Effects of Sprifermin on symptoms and structure in knee oste
A cross-sectional study was performed to assess pain outcomes and cartilage thickness change in a subgroup at risk (SAR) of further progression in the FORWARD trial of knee osteoarthritis patients treated with sprifermin.

Patients were randomised 1:1:1:1:1 to: sprifermin 100 microg every 6 months (q6mo), 100 microg q12mo, 30 microg q6mo, 30 microg q12mo, or placebo for 18 months. SAR was defined as baseline medial or lateral minimum joint-space width (mJSW) 1.5–3.5 mm and Western Ontario and McMaster Universities Osteoarthritis Index (WOMAC) pain score 40–90 units. Follow-up to 3 years was included in the analysis. Treatment benefit was explored by repeated measures, linear dose-effect trends by timepoint.

--The SAR comprised 161 of 549 patients. Mean difference in WOMAC pain at year 3 for sprifermin 100 microg q6mo vs placebo SAR was -8.75 (-22.42, 4.92) for SAR vs 0.97 (-6.22, 8.16) for the intent-to-treat population.

--SAR placebo patients lost more cartilage over 2 years than the modified ITT (mITT) placebo arm (mean change from baseline, mm [SD]: -0.05 vs -0.02).

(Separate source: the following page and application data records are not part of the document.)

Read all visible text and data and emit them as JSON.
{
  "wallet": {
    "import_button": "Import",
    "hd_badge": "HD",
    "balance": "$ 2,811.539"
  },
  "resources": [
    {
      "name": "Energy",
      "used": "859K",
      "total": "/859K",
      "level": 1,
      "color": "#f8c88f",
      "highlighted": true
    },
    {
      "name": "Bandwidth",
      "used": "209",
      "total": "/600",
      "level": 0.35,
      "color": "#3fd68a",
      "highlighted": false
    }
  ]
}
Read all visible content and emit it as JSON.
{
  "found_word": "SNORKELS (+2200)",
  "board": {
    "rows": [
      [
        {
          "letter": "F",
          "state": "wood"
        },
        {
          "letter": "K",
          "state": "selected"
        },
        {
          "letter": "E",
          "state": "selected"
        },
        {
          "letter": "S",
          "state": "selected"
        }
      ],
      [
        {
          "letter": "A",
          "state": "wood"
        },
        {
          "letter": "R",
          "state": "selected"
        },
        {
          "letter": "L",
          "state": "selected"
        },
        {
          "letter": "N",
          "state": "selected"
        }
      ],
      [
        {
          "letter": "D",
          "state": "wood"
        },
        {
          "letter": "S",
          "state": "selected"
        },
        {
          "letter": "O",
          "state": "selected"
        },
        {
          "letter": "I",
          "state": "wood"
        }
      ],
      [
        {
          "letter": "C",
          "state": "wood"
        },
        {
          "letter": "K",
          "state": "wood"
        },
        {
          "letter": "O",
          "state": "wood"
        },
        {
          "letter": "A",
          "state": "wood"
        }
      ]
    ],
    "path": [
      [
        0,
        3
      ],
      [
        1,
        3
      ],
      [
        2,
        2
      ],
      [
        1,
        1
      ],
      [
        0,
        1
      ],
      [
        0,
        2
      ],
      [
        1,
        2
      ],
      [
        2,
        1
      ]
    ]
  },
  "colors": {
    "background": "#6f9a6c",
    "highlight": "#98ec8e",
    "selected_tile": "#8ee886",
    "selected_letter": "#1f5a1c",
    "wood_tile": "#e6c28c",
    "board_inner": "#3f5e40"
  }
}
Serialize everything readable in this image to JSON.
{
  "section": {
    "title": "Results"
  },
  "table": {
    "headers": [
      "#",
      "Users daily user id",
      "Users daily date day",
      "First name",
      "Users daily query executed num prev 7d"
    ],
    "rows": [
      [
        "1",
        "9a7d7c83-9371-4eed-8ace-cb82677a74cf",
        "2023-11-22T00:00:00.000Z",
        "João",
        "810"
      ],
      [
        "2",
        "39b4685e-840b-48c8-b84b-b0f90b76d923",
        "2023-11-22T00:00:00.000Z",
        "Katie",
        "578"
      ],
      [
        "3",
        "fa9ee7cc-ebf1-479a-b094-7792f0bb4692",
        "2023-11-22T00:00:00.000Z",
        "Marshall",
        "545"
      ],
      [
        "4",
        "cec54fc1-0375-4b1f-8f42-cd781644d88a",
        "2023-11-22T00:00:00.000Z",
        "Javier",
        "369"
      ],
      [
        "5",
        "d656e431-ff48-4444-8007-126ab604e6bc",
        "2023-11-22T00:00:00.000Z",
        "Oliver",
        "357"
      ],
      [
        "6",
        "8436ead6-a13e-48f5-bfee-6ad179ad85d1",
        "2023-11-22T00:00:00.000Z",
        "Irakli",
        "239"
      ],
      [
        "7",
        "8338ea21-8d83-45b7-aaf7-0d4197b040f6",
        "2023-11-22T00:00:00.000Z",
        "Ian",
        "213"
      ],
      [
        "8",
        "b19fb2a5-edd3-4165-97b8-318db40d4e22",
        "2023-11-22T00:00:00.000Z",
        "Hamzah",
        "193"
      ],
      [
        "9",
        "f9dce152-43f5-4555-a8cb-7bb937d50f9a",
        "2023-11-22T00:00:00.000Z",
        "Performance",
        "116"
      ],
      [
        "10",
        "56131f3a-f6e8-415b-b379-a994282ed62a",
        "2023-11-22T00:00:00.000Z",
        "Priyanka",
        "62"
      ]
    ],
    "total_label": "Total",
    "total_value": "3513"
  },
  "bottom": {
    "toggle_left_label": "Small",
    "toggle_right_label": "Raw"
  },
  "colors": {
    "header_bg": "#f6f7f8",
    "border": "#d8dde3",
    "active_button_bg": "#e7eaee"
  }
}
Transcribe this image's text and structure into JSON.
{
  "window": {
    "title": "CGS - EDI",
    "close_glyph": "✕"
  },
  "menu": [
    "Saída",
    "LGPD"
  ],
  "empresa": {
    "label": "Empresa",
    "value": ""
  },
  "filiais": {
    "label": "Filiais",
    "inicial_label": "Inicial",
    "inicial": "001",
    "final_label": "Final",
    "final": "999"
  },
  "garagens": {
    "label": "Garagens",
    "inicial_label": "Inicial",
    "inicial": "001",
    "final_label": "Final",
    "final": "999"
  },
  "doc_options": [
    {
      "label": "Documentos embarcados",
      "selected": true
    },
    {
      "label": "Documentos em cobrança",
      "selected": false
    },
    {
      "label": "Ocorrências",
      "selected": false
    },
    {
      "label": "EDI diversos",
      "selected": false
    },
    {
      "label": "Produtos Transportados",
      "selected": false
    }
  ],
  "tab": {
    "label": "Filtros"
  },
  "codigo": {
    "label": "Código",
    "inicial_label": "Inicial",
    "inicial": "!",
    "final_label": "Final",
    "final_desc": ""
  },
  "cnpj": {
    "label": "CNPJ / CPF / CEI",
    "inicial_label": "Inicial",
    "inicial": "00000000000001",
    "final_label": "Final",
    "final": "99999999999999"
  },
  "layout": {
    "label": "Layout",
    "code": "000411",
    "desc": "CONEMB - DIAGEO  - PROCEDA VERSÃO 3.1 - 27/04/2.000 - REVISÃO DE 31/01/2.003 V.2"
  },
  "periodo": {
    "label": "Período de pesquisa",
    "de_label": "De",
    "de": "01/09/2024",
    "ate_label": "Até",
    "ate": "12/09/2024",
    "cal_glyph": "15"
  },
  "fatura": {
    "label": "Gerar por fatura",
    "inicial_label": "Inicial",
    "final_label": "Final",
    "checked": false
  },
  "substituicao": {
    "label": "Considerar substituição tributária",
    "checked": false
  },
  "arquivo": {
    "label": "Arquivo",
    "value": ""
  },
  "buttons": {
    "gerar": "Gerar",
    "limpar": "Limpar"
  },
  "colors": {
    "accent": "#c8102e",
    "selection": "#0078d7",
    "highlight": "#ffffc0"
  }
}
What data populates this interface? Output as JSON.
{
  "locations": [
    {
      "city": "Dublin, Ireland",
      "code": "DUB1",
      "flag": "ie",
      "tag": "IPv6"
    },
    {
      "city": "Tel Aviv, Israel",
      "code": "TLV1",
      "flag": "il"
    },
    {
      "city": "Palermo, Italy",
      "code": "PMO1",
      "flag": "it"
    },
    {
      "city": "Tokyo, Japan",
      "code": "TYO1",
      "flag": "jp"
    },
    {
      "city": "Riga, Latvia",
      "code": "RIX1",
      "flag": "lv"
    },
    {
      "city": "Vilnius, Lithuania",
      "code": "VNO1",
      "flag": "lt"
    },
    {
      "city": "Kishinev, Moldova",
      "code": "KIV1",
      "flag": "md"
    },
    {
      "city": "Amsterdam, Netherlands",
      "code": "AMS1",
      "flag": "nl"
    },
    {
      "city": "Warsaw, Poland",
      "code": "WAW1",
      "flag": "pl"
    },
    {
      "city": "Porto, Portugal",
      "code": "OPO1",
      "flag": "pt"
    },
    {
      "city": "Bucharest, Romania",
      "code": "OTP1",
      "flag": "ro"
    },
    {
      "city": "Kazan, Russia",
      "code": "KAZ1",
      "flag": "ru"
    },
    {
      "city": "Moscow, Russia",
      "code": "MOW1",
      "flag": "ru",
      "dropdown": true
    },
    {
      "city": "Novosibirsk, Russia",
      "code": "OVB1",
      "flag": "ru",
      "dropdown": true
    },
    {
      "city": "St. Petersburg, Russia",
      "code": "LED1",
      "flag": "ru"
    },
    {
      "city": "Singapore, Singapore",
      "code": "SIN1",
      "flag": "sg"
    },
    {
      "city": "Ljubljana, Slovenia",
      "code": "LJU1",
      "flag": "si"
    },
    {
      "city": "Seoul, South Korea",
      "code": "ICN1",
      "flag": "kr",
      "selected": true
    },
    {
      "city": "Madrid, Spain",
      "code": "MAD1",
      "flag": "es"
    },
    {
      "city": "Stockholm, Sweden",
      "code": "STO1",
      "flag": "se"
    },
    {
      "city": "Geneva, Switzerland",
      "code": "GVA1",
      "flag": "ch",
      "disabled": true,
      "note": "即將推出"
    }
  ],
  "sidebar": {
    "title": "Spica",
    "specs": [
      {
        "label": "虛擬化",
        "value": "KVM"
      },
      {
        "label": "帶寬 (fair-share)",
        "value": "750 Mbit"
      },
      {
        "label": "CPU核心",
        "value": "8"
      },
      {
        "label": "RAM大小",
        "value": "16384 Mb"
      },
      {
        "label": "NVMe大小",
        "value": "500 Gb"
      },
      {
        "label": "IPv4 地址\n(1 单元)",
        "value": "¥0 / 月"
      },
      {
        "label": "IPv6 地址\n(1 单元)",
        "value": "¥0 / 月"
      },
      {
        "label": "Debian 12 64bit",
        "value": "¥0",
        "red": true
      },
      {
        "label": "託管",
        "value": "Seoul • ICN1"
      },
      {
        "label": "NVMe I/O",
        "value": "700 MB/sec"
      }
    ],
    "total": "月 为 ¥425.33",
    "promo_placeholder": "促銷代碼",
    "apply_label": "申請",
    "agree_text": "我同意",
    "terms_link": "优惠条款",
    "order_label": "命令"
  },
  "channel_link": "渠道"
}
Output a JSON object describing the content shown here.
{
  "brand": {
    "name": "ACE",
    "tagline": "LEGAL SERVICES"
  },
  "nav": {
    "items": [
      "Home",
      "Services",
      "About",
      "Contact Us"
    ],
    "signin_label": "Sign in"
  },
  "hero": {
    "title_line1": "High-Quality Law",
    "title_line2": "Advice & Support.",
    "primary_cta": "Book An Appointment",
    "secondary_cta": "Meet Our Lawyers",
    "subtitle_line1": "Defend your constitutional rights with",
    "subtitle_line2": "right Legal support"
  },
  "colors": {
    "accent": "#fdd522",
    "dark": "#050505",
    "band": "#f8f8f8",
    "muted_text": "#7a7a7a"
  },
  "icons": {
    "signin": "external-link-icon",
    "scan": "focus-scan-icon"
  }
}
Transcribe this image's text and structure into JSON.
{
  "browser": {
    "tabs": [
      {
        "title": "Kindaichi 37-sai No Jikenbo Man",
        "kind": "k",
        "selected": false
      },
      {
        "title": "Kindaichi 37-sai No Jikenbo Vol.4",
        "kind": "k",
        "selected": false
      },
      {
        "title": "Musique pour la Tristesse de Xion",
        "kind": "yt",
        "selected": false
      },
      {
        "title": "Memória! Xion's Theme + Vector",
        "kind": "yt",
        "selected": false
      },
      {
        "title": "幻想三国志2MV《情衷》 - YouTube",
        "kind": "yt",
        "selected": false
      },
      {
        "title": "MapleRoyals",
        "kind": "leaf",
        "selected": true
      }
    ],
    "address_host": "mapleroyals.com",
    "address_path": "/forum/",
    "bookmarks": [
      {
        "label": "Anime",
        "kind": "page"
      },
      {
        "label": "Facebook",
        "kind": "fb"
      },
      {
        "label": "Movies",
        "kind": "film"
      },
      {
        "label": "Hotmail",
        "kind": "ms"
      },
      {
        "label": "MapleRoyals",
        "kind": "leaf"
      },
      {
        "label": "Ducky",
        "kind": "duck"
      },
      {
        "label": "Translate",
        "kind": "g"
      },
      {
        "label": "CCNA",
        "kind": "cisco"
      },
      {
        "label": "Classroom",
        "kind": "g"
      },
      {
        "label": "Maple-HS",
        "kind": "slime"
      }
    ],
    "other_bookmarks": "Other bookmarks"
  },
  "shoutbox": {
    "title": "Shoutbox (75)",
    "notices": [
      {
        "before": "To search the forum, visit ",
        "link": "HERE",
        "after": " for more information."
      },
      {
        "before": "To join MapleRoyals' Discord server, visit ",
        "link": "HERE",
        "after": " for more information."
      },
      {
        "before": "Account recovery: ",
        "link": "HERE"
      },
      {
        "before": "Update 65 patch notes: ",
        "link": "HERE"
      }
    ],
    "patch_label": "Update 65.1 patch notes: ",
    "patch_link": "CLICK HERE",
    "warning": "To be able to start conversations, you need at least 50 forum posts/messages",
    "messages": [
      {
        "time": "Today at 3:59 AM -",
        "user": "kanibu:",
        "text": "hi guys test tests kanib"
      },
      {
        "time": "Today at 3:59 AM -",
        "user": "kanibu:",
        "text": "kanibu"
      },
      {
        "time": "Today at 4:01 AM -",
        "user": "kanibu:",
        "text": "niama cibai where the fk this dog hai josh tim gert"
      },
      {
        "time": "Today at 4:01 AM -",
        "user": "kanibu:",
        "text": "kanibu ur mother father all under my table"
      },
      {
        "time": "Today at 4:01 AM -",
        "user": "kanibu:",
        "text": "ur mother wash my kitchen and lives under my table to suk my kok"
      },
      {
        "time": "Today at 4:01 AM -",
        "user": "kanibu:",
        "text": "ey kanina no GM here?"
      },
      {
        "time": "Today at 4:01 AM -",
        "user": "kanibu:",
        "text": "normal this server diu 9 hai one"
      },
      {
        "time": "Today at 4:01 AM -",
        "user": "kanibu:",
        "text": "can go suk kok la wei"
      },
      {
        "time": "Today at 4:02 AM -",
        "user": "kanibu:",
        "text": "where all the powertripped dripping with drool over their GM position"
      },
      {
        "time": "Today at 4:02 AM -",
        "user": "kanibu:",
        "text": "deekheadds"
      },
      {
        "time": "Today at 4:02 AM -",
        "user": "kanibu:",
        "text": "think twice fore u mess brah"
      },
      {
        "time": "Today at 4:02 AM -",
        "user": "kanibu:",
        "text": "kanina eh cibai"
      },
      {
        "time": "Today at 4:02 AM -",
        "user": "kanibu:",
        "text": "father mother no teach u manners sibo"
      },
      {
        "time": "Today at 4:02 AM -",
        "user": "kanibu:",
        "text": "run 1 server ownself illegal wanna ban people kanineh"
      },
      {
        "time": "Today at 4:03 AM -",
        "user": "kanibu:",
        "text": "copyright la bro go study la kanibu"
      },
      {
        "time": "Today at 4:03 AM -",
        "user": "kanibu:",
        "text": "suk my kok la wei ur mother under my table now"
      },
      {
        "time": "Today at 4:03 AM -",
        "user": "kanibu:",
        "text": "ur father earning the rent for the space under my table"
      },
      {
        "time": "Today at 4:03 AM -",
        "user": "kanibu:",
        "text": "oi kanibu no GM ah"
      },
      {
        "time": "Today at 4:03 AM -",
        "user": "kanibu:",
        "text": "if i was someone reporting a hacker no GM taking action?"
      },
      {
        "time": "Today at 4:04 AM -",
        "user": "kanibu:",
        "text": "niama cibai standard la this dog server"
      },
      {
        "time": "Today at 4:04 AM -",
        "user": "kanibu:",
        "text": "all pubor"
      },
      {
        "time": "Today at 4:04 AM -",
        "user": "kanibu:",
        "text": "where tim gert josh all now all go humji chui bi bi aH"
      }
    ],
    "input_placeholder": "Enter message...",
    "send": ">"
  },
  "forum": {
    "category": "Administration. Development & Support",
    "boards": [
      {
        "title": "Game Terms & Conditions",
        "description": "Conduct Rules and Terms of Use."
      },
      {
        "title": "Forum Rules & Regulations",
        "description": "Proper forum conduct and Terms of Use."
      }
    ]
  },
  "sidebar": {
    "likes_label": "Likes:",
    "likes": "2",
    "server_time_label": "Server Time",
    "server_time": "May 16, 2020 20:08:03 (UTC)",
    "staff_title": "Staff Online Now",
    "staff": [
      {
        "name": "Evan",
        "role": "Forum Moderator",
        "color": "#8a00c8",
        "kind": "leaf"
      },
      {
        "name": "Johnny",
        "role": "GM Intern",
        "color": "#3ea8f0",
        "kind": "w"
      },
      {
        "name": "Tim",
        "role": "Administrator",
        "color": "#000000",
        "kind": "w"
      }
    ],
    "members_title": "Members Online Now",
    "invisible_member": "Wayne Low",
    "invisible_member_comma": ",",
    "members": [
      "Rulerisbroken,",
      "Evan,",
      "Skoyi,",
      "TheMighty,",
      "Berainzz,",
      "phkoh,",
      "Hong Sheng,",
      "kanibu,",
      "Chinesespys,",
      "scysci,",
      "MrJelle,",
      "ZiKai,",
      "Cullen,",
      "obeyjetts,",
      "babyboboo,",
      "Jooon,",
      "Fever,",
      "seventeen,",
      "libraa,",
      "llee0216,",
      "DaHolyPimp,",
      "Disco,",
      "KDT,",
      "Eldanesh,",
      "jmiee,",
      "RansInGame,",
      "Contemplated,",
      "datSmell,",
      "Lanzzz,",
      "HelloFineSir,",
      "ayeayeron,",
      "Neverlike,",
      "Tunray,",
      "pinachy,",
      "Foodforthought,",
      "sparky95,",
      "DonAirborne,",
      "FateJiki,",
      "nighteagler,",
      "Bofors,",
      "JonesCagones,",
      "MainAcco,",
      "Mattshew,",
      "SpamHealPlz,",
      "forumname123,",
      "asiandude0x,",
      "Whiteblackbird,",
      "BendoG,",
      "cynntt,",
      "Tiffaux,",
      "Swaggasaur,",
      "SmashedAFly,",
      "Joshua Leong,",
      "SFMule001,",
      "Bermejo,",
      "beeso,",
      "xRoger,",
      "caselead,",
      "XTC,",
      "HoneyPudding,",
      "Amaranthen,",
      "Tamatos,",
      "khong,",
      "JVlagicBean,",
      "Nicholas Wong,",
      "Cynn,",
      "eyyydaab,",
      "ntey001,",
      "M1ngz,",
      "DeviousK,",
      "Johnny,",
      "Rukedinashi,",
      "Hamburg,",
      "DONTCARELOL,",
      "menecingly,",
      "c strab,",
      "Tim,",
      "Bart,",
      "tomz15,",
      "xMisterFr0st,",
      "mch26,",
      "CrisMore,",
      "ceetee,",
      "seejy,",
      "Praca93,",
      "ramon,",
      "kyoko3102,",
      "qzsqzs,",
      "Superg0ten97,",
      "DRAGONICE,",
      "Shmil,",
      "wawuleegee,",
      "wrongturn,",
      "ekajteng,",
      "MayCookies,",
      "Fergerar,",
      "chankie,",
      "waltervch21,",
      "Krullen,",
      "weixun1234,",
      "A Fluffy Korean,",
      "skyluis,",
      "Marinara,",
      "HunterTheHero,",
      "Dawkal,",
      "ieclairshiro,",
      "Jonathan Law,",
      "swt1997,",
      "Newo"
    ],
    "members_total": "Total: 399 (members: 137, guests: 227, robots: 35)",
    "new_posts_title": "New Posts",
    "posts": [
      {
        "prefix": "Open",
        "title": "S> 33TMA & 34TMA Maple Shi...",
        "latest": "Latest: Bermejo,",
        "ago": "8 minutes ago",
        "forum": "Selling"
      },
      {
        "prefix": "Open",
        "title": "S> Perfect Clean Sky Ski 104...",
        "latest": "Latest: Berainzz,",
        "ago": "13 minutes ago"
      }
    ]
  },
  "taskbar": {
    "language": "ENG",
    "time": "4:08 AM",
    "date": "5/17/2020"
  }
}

--Net total femorotibial joint thickness gain with sprifermin 100 microg q6mo was similar in the SAR and in the mITT group: 0.06 vs 0.05.

To summarize, choosing a patient with a low mJSW and moderate-to-high pain at the outset resulted in faster disease progression and showed that structure change (with a net effect on total cartilage thickness) translated into symptomatic benefit.

Source: https://www.sciencedirect.com/science/article/pii/S0049017221000354